(Entries from a dataset of interfaces)
▶
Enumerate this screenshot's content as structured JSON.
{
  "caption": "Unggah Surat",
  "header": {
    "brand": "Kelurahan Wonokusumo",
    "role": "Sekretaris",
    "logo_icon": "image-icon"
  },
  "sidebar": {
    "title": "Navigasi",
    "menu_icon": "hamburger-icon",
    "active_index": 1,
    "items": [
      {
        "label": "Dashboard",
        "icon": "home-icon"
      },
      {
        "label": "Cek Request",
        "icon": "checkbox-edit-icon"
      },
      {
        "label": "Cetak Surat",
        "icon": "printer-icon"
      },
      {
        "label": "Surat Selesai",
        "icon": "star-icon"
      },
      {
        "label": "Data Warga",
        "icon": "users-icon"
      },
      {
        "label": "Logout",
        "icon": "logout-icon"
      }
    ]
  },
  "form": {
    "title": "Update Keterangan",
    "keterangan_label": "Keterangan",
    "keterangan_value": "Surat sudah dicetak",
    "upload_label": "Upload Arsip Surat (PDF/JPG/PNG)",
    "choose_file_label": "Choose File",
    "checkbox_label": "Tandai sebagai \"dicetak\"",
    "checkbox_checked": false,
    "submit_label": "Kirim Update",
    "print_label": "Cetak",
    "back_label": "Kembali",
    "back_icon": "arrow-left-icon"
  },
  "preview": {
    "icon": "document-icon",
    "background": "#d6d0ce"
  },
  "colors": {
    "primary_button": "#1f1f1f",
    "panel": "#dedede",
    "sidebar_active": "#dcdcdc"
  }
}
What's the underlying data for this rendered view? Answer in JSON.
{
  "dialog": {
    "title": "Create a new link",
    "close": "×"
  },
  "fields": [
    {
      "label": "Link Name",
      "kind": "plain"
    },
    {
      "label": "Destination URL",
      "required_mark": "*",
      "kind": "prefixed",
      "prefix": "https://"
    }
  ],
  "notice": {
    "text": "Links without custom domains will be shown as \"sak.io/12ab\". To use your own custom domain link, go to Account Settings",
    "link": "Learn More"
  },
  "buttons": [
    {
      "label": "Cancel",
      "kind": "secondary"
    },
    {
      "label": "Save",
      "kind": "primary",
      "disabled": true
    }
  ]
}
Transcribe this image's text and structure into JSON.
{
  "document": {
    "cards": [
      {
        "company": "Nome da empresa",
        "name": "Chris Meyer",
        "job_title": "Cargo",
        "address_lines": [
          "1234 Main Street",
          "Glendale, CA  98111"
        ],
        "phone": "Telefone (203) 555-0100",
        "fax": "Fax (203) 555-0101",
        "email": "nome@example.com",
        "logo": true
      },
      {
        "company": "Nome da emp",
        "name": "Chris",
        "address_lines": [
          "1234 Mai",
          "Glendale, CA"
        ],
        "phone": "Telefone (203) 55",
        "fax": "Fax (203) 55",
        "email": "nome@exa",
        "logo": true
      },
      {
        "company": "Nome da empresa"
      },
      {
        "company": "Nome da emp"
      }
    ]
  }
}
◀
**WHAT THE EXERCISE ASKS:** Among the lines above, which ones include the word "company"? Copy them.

**SOLUTION TO THIS PROBLEM:**
        "company": "Nome da empresa",
        "company": "Nome da emp",
        "company": "Nome da empresa"
        "company": "Nome da emp"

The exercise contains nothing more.